WHAT YOU ARE ASKED TO DO
Pick out and copy every line below that has the word "image".

[INPUT RECORDS Boundary: Start]

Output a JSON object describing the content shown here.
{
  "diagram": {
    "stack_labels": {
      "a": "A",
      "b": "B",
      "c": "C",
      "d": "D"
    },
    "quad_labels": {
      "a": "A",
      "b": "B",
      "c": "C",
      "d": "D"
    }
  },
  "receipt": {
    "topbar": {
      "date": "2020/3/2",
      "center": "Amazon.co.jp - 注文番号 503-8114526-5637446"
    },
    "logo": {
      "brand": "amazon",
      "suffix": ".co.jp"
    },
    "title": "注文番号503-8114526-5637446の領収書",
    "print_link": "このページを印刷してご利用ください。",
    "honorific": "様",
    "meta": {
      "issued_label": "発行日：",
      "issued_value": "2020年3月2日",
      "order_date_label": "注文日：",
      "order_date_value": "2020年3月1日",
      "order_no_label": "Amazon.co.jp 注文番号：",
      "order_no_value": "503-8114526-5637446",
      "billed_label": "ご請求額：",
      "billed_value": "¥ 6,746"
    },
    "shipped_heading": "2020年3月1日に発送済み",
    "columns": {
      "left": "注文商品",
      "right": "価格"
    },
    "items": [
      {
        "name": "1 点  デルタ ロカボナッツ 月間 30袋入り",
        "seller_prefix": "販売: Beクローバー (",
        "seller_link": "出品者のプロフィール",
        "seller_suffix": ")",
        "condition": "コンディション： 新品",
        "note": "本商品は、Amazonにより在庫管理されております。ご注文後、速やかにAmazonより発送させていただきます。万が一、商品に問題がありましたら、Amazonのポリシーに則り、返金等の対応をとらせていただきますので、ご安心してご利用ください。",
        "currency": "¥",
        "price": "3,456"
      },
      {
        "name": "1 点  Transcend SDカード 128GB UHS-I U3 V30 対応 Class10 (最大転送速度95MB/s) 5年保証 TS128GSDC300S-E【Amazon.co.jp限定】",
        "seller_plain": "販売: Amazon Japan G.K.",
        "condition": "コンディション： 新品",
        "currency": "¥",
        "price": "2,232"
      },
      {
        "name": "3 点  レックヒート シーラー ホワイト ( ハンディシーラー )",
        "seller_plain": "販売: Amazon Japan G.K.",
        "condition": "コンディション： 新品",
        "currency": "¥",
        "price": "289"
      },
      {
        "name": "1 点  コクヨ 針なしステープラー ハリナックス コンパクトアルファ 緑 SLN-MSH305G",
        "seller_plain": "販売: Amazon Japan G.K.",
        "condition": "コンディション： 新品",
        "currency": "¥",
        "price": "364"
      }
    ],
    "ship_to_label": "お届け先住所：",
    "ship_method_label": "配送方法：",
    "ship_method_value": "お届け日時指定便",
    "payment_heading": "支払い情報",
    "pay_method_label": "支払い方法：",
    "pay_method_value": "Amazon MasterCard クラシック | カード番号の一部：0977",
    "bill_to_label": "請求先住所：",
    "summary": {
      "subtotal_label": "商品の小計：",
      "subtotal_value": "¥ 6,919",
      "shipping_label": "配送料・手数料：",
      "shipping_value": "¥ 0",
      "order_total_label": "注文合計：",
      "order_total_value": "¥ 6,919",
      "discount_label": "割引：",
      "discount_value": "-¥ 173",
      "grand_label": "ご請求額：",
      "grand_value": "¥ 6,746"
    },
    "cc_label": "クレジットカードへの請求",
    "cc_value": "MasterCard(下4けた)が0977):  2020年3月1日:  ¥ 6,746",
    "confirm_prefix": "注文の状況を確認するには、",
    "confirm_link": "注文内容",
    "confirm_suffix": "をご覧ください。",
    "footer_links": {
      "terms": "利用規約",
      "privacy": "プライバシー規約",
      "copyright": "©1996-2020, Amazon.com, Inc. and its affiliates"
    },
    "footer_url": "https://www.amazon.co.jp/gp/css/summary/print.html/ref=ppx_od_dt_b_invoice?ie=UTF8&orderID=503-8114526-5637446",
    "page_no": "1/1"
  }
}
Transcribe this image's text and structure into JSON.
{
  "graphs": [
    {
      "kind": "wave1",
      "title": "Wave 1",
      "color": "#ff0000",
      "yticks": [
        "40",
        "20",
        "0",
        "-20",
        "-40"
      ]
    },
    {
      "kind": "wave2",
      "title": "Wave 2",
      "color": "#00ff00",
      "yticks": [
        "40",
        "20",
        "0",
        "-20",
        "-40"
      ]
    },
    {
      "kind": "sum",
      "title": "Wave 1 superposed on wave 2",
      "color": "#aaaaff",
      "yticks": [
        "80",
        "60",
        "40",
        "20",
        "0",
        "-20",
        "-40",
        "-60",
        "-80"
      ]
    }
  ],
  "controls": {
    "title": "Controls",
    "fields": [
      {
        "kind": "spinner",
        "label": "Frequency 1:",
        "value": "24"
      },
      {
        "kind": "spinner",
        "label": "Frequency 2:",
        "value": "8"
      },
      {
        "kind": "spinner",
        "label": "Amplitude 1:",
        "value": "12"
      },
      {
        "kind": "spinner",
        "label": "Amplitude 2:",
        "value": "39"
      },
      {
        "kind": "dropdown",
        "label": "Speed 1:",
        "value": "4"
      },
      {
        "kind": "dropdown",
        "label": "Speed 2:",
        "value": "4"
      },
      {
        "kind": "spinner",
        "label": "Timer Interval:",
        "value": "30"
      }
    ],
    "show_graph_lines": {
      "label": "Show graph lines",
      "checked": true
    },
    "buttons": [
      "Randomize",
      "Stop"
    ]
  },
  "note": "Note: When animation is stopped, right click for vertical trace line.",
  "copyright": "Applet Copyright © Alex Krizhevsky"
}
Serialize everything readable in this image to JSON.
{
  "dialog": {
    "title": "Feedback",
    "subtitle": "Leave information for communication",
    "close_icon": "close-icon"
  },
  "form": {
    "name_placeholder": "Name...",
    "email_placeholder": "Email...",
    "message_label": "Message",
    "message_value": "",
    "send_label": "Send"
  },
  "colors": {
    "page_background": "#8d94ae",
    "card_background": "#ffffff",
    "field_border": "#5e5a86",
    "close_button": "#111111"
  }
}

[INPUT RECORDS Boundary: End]

OUTPUT OF THE TASK
Transcribe this image's text and structure into JSON.
Serialize everything readable in this image to JSON.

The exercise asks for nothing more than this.